Reproduce the full listing that follows, matching it exactly.
---- Data to examine
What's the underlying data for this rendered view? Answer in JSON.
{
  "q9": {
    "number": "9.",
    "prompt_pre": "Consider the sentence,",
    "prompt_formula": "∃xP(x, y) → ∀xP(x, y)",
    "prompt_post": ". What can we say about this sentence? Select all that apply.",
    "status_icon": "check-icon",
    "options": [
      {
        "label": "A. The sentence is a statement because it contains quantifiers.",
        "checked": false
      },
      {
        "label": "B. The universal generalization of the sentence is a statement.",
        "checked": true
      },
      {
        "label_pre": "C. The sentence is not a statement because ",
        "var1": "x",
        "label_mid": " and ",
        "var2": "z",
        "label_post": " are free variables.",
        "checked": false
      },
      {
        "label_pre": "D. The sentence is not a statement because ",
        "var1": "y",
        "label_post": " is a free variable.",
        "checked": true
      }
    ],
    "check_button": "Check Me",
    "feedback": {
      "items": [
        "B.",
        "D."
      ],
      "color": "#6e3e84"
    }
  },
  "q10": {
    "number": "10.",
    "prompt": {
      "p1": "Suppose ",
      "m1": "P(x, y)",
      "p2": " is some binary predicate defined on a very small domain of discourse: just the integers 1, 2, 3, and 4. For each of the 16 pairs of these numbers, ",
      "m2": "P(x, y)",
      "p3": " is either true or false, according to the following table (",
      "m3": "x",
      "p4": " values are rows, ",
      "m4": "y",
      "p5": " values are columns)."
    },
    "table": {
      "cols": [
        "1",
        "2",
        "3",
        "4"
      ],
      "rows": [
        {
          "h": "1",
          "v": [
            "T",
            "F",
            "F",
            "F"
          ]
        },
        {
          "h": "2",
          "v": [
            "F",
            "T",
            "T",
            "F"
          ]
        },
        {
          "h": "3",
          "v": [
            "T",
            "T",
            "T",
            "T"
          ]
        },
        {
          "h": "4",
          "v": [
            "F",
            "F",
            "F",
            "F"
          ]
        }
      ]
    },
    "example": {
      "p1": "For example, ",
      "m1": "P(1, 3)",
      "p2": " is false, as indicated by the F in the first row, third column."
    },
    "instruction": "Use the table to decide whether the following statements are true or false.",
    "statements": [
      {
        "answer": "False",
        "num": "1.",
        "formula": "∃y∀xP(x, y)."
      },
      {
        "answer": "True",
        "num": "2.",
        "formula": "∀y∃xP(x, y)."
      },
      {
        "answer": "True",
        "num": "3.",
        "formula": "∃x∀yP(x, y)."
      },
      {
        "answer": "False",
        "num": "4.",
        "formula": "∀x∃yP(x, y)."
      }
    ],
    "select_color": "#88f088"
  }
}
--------
Response to the exercise:
What's the underlying data for this rendered view? Answer in JSON.
{
  "q9": {
    "number": "9.",
    "prompt_pre": "Consider the sentence,",
    "prompt_formula": "∃xP(x, y) → ∀xP(x, y)",
    "prompt_post": ". What can we say about this sentence? Select all that apply.",
    "status_icon": "check-icon",
    "options": [
      {
        "label": "A. The sentence is a statement because it contains quantifiers.",
        "checked": false
      },
      {
        "label": "B. The universal generalization of the sentence is a statement.",
        "checked": true
      },
      {
        "label_pre": "C. The sentence is not a statement because ",
        "var1": "x",
        "label_mid": " and ",
        "var2": "z",
        "label_post": " are free variables.",
        "checked": false
      },
      {
        "label_pre": "D. The sentence is not a statement because ",
        "var1": "y",
        "label_post": " is a free variable.",
        "checked": true
      }
    ],
    "check_button": "Check Me",
    "feedback": {
      "items": [
        "B.",
        "D."
      ],
      "color": "#6e3e84"
    }
  },
  "q10": {
    "number": "10.",
    "prompt": {
      "p1": "Suppose ",
      "m1": "P(x, y)",
      "p2": " is some binary predicate defined on a very small domain of discourse: just the integers 1, 2, 3, and 4. For each of the 16 pairs of these numbers, ",
      "m2": "P(x, y)",
      "p3": " is either true or false, according to the following table (",
      "m3": "x",
      "p4": " values are rows, ",
      "m4": "y",
      "p5": " values are columns)."
    },
    "table": {
      "cols": [
        "1",
        "2",
        "3",
        "4"
      ],
      "rows": [
        {
          "h": "1",
          "v": [
            "T",
            "F",
            "F",
            "F"
          ]
        },
        {
          "h": "2",
          "v": [
            "F",
            "T",
            "T",
            "F"
          ]
        },
        {
          "h": "3",
          "v": [
            "T",
            "T",
            "T",
            "T"
          ]
        },
        {
          "h": "4",
          "v": [
            "F",
            "F",
            "F",
            "F"
          ]
        }
      ]
    },
    "example": {
      "p1": "For example, ",
      "m1": "P(1, 3)",
      "p2": " is false, as indicated by the F in the first row, third column."
    },
    "instruction": "Use the table to decide whether the following statements are true or false.",
    "statements": [
      {
        "answer": "False",
        "num": "1.",
        "formula": "∃y∀xP(x, y)."
      },
      {
        "answer": "True",
        "num": "2.",
        "formula": "∀y∃xP(x, y)."
      },
      {
        "answer": "True",
        "num": "3.",
        "formula": "∃x∀yP(x, y)."
      },
      {
        "answer": "False",
        "num": "4.",
        "formula": "∀x∃yP(x, y)."
      }
    ],
    "select_color": "#88f088"
  }
}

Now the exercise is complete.